Blog and photos by: Iain Robert Reid
History and accessible nature come together at Fintry Provincial Park in the Okanagan region of British Columbia. This is not just a wilderness park with undisturbed nature. In fact, there is a long history of human use in this area by First Nations, Europeans settlers, and more recently camping enthusiasts. In addition to historical features, Fintry contains a beautiful stretch of gravel beach, an impressive canyon and waterfall, as well as beautiful Douglas-fir forests.

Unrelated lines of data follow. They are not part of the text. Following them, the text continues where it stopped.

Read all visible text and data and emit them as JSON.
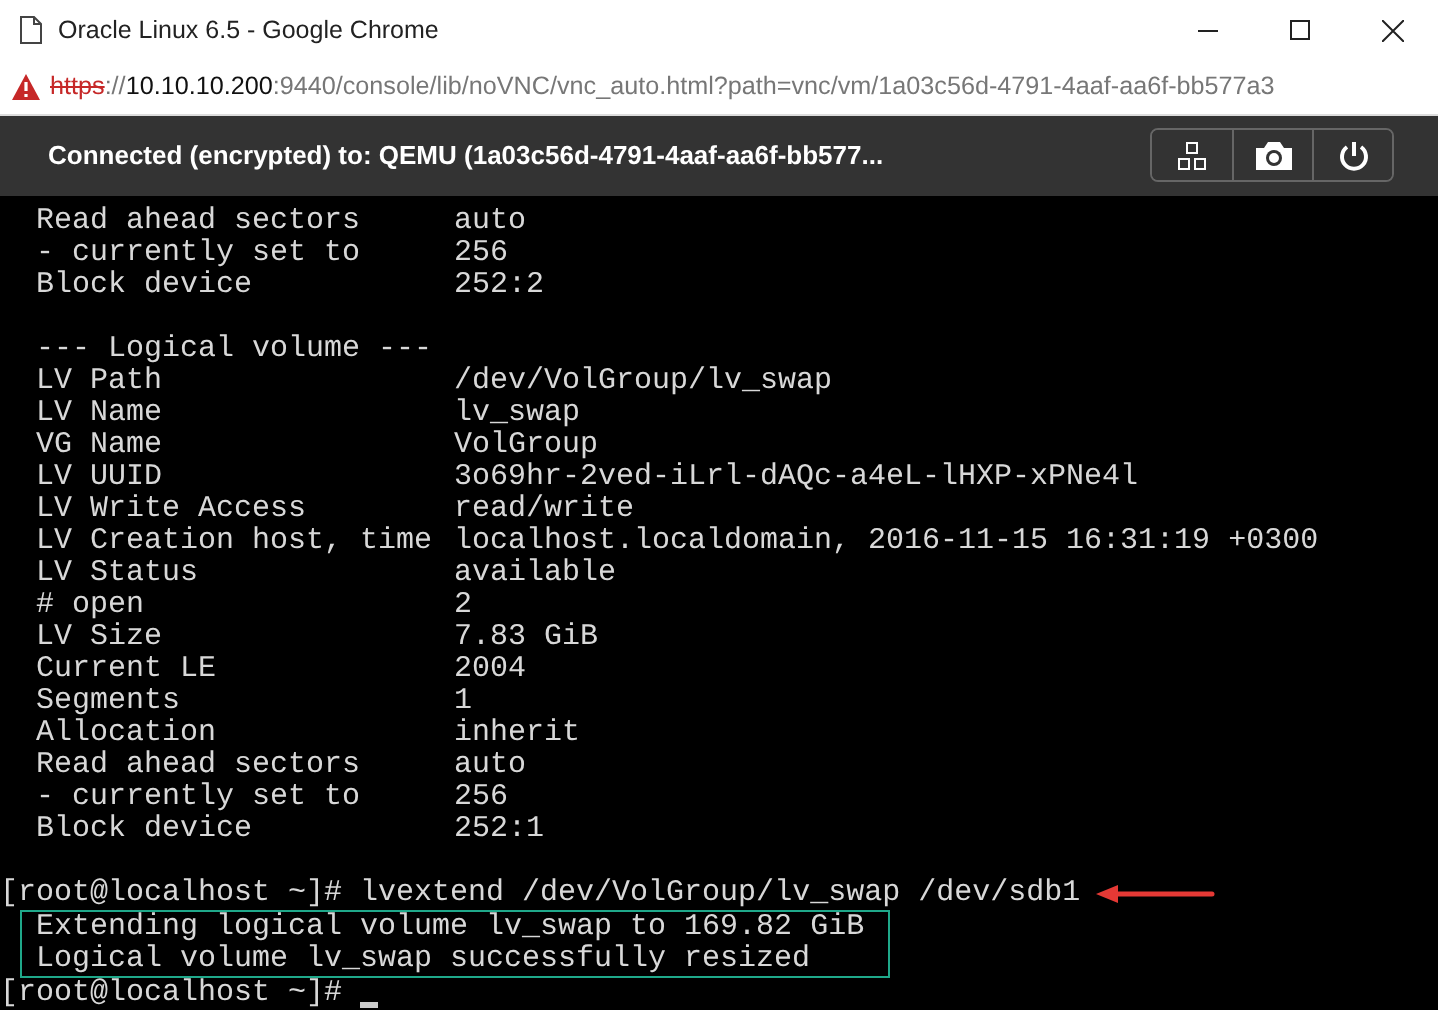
{
  "window": {
    "title": "Oracle Linux 6.5 - Google Chrome"
  },
  "address_bar": {
    "secure": false,
    "scheme": "https",
    "separator": "://",
    "host": "10.10.10.200",
    "path": ":9440/console/lib/noVNC/vnc_auto.html?path=vnc/vm/1a03c56d-4791-4aaf-aa6f-bb577a3"
  },
  "vnc_bar": {
    "status": "Connected (encrypted) to: QEMU (1a03c56d-4791-4aaf-aa6f-bb577..."
  },
  "terminal": {
    "lines": [
      {
        "kind": "field",
        "label": "Read ahead sectors",
        "value": "auto"
      },
      {
        "kind": "field",
        "label": "- currently set to",
        "value": "256"
      },
      {
        "kind": "field",
        "label": "Block device",
        "value": "252:2"
      },
      {
        "kind": "blank"
      },
      {
        "kind": "heading",
        "text": "--- Logical volume ---"
      },
      {
        "kind": "field",
        "label": "LV Path",
        "value": "/dev/VolGroup/lv_swap"
      },
      {
        "kind": "field",
        "label": "LV Name",
        "value": "lv_swap"
      },
      {
        "kind": "field",
        "label": "VG Name",
        "value": "VolGroup"
      },
      {
        "kind": "field",
        "label": "LV UUID",
        "value": "3o69hr-2ved-iLrl-dAQc-a4eL-lHXP-xPNe4l"
      },
      {
        "kind": "field",
        "label": "LV Write Access",
        "value": "read/write"
      },
      {
        "kind": "field",
        "label": "LV Creation host, time",
        "value": "localhost.localdomain, 2016-11-15 16:31:19 +0300"
      },
      {
        "kind": "field",
        "label": "LV Status",
        "value": "available"
      },
      {
        "kind": "field",
        "label": "# open",
        "value": "2"
      },
      {
        "kind": "field",
        "label": "LV Size",
        "value": "7.83 GiB"
      },
      {
        "kind": "field",
        "label": "Current LE",
        "value": "2004"
      },
      {
        "kind": "field",
        "label": "Segments",
        "value": "1"
      },
      {
        "kind": "field",
        "label": "Allocation",
        "value": "inherit"
      },
      {
        "kind": "field",
        "label": "Read ahead sectors",
        "value": "auto"
      },
      {
        "kind": "field",
        "label": "- currently set to",
        "value": "256"
      },
      {
        "kind": "field",
        "label": "Block device",
        "value": "252:1"
      },
      {
        "kind": "blank"
      },
      {
        "kind": "command",
        "prompt": "[root@localhost ~]#",
        "command": "lvextend /dev/VolGroup/lv_swap /dev/sdb1",
        "highlighted": true
      },
      {
        "kind": "output",
        "highlighted": true,
        "text": [
          "Extending logical volume lv_swap to 169.82 GiB",
          "Logical volume lv_swap successfully resized"
        ]
      },
      {
        "kind": "prompt",
        "prompt": "[root@localhost ~]#",
        "cursor": true
      }
    ]
  }
}
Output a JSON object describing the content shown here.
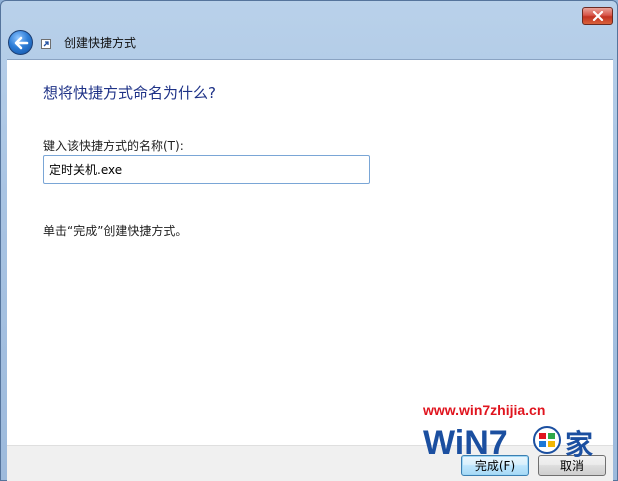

The Shorts Creek delta, on which Fintry is located, is believed to have first been used as a fishing camp by First Nations travelling along Okanagan Lake. Various Europeans have settled on the delta since then. Thomas Dolman-Shorts, from who Shorts Creek is named, was the first to do so. He operated a boating service transporting people and goods across Okanagan Lake. Captain James Cameron Dun-Waters was next to take over the estate, which he named Fintry after his hometown in Scotland. Dun-Waters changed the delta into a productive farm with award winning cattle, an orchard, irrigation and an electricity generating system, He constructed houses, a wharf, and fruit packing building to aid in his operations. Dun-Waters was eventually forced to sell the property due to illness. The entire estate was sold to Fairbridge Farm Schools for the hefty price of $1. The school brought in orphans from England and trained them to be farmers. The impressive estate can be toured today, including the inside of the manor house and around the various buildings on the property. Fintry has certainly had a colourful history.
This park has a marvellous canyon and waterfall which can be viewed from a boardwalk paralleling Shorts Creek. The changes in topography are quite stark and can be noticed as one climbs up a series of staircases from the flat delta. Along the way to the top, there are excellent views over the entire Fintry Estate as well as of Okanagan Lake.
There are also wonderful gravel beaches to explore along the edge of the lake. One could spend a lot of time enjoying the sun and taking a dip during the long summer days here. I was very impressed by the quality of the campsites and facilities, including their wheelchair accessibility.